• _INSTRUCTIONS TO FOLLOW_
Type out the listing below exactly. Pictures stay out of it.

• _DATA SHOWN_
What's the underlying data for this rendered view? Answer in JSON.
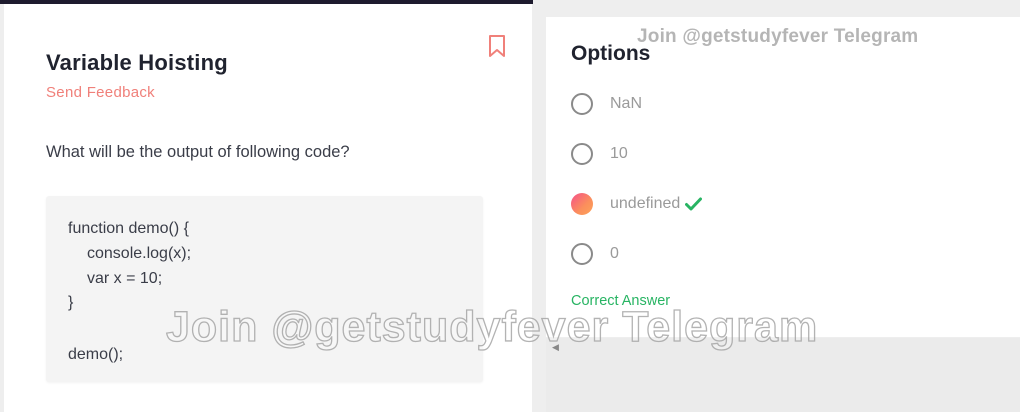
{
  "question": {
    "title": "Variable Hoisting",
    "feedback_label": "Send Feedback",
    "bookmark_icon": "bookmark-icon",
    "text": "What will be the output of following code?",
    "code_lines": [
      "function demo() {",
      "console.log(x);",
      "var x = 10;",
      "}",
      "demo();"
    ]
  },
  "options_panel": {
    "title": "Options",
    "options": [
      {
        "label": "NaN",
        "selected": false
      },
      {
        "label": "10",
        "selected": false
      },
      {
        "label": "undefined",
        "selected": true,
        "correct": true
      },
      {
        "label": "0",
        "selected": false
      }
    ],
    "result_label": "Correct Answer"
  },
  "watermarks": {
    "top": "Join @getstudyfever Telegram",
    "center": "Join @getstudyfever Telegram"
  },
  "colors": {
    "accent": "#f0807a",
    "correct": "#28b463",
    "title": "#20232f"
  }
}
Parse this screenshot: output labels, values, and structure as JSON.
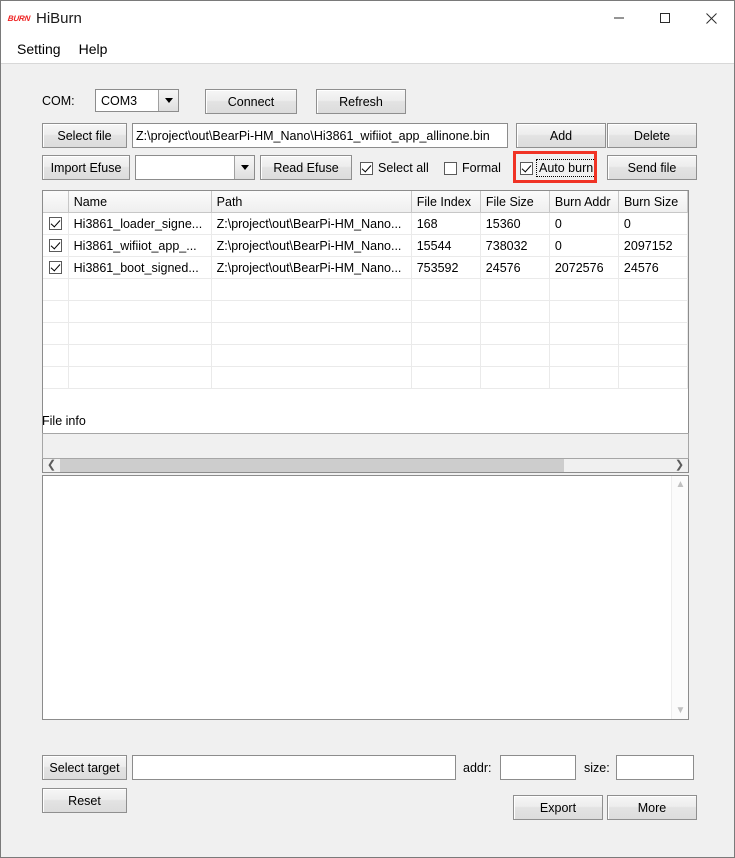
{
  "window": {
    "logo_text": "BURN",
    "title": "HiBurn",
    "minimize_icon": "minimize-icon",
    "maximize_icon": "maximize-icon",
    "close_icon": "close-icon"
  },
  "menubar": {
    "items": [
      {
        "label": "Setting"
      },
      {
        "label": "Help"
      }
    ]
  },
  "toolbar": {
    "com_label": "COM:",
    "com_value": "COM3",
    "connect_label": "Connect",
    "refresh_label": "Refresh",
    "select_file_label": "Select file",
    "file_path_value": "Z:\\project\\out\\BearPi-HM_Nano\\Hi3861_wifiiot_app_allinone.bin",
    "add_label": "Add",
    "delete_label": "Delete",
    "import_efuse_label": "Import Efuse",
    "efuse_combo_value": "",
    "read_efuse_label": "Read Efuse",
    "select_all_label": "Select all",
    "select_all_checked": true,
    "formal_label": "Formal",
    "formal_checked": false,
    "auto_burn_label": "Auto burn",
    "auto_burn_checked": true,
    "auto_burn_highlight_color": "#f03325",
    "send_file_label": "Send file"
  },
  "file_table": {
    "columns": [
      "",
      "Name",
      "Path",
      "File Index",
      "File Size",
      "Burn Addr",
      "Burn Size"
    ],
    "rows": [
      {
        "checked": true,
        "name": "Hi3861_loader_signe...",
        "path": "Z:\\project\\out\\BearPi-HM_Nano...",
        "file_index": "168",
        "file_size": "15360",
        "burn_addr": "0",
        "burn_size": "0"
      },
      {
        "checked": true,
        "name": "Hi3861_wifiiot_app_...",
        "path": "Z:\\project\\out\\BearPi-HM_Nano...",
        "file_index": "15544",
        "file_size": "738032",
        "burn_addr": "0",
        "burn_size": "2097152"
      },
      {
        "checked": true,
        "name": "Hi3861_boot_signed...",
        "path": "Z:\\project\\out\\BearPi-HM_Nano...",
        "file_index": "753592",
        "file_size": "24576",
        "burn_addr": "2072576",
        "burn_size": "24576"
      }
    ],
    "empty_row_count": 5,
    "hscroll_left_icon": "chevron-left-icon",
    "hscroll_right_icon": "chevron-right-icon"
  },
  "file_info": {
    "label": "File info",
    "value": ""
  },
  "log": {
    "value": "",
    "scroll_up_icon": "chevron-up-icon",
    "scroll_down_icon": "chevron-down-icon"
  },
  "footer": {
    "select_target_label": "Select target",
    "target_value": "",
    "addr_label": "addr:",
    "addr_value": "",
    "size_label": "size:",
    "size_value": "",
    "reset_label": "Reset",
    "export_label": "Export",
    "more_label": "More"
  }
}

• _TASK RESPONSE_
What's the underlying data for this rendered view? Answer in JSON.
{
  "question": {
    "title": "Variable Hoisting",
    "feedback_label": "Send Feedback",
    "bookmark_icon": "bookmark-icon",
    "text": "What will be the output of following code?",
    "code_lines": [
      "function demo() {",
      "console.log(x);",
      "var x = 10;",
      "}",
      "demo();"
    ]
  },
  "options_panel": {
    "title": "Options",
    "options": [
      {
        "label": "NaN",
        "selected": false
      },
      {
        "label": "10",
        "selected": false
      },
      {
        "label": "undefined",
        "selected": true,
        "correct": true
      },
      {
        "label": "0",
        "selected": false
      }
    ],
    "result_label": "Correct Answer"
  },
  "watermarks": {
    "top": "Join @getstudyfever Telegram",
    "center": "Join @getstudyfever Telegram"
  },
  "colors": {
    "accent": "#f0807a",
    "correct": "#28b463",
    "title": "#20232f"
  }
}
Parse this screenshot: output labels, values, and structure as JSON.
{
  "window": {
    "logo_text": "BURN",
    "title": "HiBurn",
    "minimize_icon": "minimize-icon",
    "maximize_icon": "maximize-icon",
    "close_icon": "close-icon"
  },
  "menubar": {
    "items": [
      {
        "label": "Setting"
      },
      {
        "label": "Help"
      }
    ]
  },
  "toolbar": {
    "com_label": "COM:",
    "com_value": "COM3",
    "connect_label": "Connect",
    "refresh_label": "Refresh",
    "select_file_label": "Select file",
    "file_path_value": "Z:\\project\\out\\BearPi-HM_Nano\\Hi3861_wifiiot_app_allinone.bin",
    "add_label": "Add",
    "delete_label": "Delete",
    "import_efuse_label": "Import Efuse",
    "efuse_combo_value": "",
    "read_efuse_label": "Read Efuse",
    "select_all_label": "Select all",
    "select_all_checked": true,
    "formal_label": "Formal",
    "formal_checked": false,
    "auto_burn_label": "Auto burn",
    "auto_burn_checked": true,
    "auto_burn_highlight_color": "#f03325",
    "send_file_label": "Send file"
  },
  "file_table": {
    "columns": [
      "",
      "Name",
      "Path",
      "File Index",
      "File Size",
      "Burn Addr",
      "Burn Size"
    ],
    "rows": [
      {
        "checked": true,
        "name": "Hi3861_loader_signe...",
        "path": "Z:\\project\\out\\BearPi-HM_Nano...",
        "file_index": "168",
        "file_size": "15360",
        "burn_addr": "0",
        "burn_size": "0"
      },
      {
        "checked": true,
        "name": "Hi3861_wifiiot_app_...",
        "path": "Z:\\project\\out\\BearPi-HM_Nano...",
        "file_index": "15544",
        "file_size": "738032",
        "burn_addr": "0",
        "burn_size": "2097152"
      },
      {
        "checked": true,
        "name": "Hi3861_boot_signed...",
        "path": "Z:\\project\\out\\BearPi-HM_Nano...",
        "file_index": "753592",
        "file_size": "24576",
        "burn_addr": "2072576",
        "burn_size": "24576"
      }
    ],
    "empty_row_count": 5,
    "hscroll_left_icon": "chevron-left-icon",
    "hscroll_right_icon": "chevron-right-icon"
  },
  "file_info": {
    "label": "File info",
    "value": ""
  },
  "log": {
    "value": "",
    "scroll_up_icon": "chevron-up-icon",
    "scroll_down_icon": "chevron-down-icon"
  },
  "footer": {
    "select_target_label": "Select target",
    "target_value": "",
    "addr_label": "addr:",
    "addr_value": "",
    "size_label": "size:",
    "size_value": "",
    "reset_label": "Reset",
    "export_label": "Export",
    "more_label": "More"
  }
}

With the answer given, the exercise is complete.